Problem to work on:
Copy out the records that appear below, exactly as each one reads.

Excerpts from an interface dataset:
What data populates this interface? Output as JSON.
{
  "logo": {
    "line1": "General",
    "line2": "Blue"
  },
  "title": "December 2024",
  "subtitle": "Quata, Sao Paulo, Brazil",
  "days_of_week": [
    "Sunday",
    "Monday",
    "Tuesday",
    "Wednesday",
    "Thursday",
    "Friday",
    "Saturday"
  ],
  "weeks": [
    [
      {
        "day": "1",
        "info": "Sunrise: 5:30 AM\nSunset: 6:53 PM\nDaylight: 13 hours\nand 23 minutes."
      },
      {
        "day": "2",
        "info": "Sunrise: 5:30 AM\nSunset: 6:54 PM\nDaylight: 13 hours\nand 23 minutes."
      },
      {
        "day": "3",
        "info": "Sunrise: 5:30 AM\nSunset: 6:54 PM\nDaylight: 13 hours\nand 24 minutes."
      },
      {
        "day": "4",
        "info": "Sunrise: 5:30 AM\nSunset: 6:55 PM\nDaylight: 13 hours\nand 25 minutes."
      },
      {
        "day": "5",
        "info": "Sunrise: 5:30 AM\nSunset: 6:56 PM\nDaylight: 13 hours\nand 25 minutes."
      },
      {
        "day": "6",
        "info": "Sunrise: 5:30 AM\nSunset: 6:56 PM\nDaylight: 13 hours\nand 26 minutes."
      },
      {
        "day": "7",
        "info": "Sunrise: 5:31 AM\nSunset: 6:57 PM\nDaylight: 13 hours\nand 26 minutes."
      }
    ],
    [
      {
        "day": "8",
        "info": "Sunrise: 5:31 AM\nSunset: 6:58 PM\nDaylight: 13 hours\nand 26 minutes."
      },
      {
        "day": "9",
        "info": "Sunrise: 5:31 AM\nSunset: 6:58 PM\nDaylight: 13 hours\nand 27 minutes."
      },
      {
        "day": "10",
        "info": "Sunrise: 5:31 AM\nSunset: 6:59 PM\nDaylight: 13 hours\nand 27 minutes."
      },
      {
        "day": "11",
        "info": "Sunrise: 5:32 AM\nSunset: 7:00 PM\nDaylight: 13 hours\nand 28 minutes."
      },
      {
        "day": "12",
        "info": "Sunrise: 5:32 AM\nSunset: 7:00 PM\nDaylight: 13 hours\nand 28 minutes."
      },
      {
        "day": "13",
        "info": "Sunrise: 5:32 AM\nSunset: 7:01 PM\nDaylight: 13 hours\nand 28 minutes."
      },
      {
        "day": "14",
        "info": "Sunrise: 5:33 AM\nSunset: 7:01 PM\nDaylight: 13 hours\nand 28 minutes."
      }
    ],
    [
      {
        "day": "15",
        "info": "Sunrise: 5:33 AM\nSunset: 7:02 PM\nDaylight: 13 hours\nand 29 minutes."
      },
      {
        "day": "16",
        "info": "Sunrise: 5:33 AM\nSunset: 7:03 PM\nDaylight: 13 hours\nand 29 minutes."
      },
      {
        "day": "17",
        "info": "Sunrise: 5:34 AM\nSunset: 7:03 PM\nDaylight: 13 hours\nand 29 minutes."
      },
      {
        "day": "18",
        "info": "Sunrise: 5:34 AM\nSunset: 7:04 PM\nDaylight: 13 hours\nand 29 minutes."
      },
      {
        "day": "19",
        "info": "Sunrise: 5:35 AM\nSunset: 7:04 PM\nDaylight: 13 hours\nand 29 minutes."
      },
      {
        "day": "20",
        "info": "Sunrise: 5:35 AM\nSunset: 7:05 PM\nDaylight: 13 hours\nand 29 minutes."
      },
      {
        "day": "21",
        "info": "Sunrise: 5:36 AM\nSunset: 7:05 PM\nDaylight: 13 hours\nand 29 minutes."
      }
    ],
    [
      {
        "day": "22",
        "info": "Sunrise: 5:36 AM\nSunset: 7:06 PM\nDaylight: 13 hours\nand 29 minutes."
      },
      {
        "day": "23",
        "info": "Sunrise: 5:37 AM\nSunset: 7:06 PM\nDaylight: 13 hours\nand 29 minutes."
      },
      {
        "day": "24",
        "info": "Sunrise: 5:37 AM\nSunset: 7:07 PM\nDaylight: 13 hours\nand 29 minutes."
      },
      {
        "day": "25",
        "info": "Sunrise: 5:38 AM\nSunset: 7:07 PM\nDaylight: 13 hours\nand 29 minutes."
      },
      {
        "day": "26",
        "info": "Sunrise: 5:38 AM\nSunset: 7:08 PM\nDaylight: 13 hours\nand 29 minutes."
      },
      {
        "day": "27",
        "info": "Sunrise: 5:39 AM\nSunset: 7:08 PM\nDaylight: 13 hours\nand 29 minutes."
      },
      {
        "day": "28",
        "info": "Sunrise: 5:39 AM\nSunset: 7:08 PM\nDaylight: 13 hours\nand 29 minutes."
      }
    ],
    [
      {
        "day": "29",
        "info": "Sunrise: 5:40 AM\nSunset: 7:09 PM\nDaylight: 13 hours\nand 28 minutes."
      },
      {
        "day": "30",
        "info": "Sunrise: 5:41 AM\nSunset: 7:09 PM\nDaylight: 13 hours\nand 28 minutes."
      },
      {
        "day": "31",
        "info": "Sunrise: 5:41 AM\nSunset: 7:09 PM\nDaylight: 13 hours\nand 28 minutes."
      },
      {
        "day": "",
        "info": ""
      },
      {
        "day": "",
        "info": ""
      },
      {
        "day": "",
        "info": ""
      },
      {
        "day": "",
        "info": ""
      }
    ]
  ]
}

Output of the exercise:
What data populates this interface? Output as JSON.
{
  "logo": {
    "line1": "General",
    "line2": "Blue"
  },
  "title": "December 2024",
  "subtitle": "Quata, Sao Paulo, Brazil",
  "days_of_week": [
    "Sunday",
    "Monday",
    "Tuesday",
    "Wednesday",
    "Thursday",
    "Friday",
    "Saturday"
  ],
  "weeks": [
    [
      {
        "day": "1",
        "info": "Sunrise: 5:30 AM\nSunset: 6:53 PM\nDaylight: 13 hours\nand 23 minutes."
      },
      {
        "day": "2",
        "info": "Sunrise: 5:30 AM\nSunset: 6:54 PM\nDaylight: 13 hours\nand 23 minutes."
      },
      {
        "day": "3",
        "info": "Sunrise: 5:30 AM\nSunset: 6:54 PM\nDaylight: 13 hours\nand 24 minutes."
      },
      {
        "day": "4",
        "info": "Sunrise: 5:30 AM\nSunset: 6:55 PM\nDaylight: 13 hours\nand 25 minutes."
      },
      {
        "day": "5",
        "info": "Sunrise: 5:30 AM\nSunset: 6:56 PM\nDaylight: 13 hours\nand 25 minutes."
      },
      {
        "day": "6",
        "info": "Sunrise: 5:30 AM\nSunset: 6:56 PM\nDaylight: 13 hours\nand 26 minutes."
      },
      {
        "day": "7",
        "info": "Sunrise: 5:31 AM\nSunset: 6:57 PM\nDaylight: 13 hours\nand 26 minutes."
      }
    ],
    [
      {
        "day": "8",
        "info": "Sunrise: 5:31 AM\nSunset: 6:58 PM\nDaylight: 13 hours\nand 26 minutes."
      },
      {
        "day": "9",
        "info": "Sunrise: 5:31 AM\nSunset: 6:58 PM\nDaylight: 13 hours\nand 27 minutes."
      },
      {
        "day": "10",
        "info": "Sunrise: 5:31 AM\nSunset: 6:59 PM\nDaylight: 13 hours\nand 27 minutes."
      },
      {
        "day": "11",
        "info": "Sunrise: 5:32 AM\nSunset: 7:00 PM\nDaylight: 13 hours\nand 28 minutes."
      },
      {
        "day": "12",
        "info": "Sunrise: 5:32 AM\nSunset: 7:00 PM\nDaylight: 13 hours\nand 28 minutes."
      },
      {
        "day": "13",
        "info": "Sunrise: 5:32 AM\nSunset: 7:01 PM\nDaylight: 13 hours\nand 28 minutes."
      },
      {
        "day": "14",
        "info": "Sunrise: 5:33 AM\nSunset: 7:01 PM\nDaylight: 13 hours\nand 28 minutes."
      }
    ],
    [
      {
        "day": "15",
        "info": "Sunrise: 5:33 AM\nSunset: 7:02 PM\nDaylight: 13 hours\nand 29 minutes."
      },
      {
        "day": "16",
        "info": "Sunrise: 5:33 AM\nSunset: 7:03 PM\nDaylight: 13 hours\nand 29 minutes."
      },
      {
        "day": "17",
        "info": "Sunrise: 5:34 AM\nSunset: 7:03 PM\nDaylight: 13 hours\nand 29 minutes."
      },
      {
        "day": "18",
        "info": "Sunrise: 5:34 AM\nSunset: 7:04 PM\nDaylight: 13 hours\nand 29 minutes."
      },
      {
        "day": "19",
        "info": "Sunrise: 5:35 AM\nSunset: 7:04 PM\nDaylight: 13 hours\nand 29 minutes."
      },
      {
        "day": "20",
        "info": "Sunrise: 5:35 AM\nSunset: 7:05 PM\nDaylight: 13 hours\nand 29 minutes."
      },
      {
        "day": "21",
        "info": "Sunrise: 5:36 AM\nSunset: 7:05 PM\nDaylight: 13 hours\nand 29 minutes."
      }
    ],
    [
      {
        "day": "22",
        "info": "Sunrise: 5:36 AM\nSunset: 7:06 PM\nDaylight: 13 hours\nand 29 minutes."
      },
      {
        "day": "23",
        "info": "Sunrise: 5:37 AM\nSunset: 7:06 PM\nDaylight: 13 hours\nand 29 minutes."
      },
      {
        "day": "24",
        "info": "Sunrise: 5:37 AM\nSunset: 7:07 PM\nDaylight: 13 hours\nand 29 minutes."
      },
      {
        "day": "25",
        "info": "Sunrise: 5:38 AM\nSunset: 7:07 PM\nDaylight: 13 hours\nand 29 minutes."
      },
      {
        "day": "26",
        "info": "Sunrise: 5:38 AM\nSunset: 7:08 PM\nDaylight: 13 hours\nand 29 minutes."
      },
      {
        "day": "27",
        "info": "Sunrise: 5:39 AM\nSunset: 7:08 PM\nDaylight: 13 hours\nand 29 minutes."
      },
      {
        "day": "28",
        "info": "Sunrise: 5:39 AM\nSunset: 7:08 PM\nDaylight: 13 hours\nand 29 minutes."
      }
    ],
    [
      {
        "day": "29",
        "info": "Sunrise: 5:40 AM\nSunset: 7:09 PM\nDaylight: 13 hours\nand 28 minutes."
      },
      {
        "day": "30",
        "info": "Sunrise: 5:41 AM\nSunset: 7:09 PM\nDaylight: 13 hours\nand 28 minutes."
      },
      {
        "day": "31",
        "info": "Sunrise: 5:41 AM\nSunset: 7:09 PM\nDaylight: 13 hours\nand 28 minutes."
      },
      {
        "day": "",
        "info": ""
      },
      {
        "day": "",
        "info": ""
      },
      {
        "day": "",
        "info": ""
      },
      {
        "day": "",
        "info": ""
      }
    ]
  ]
}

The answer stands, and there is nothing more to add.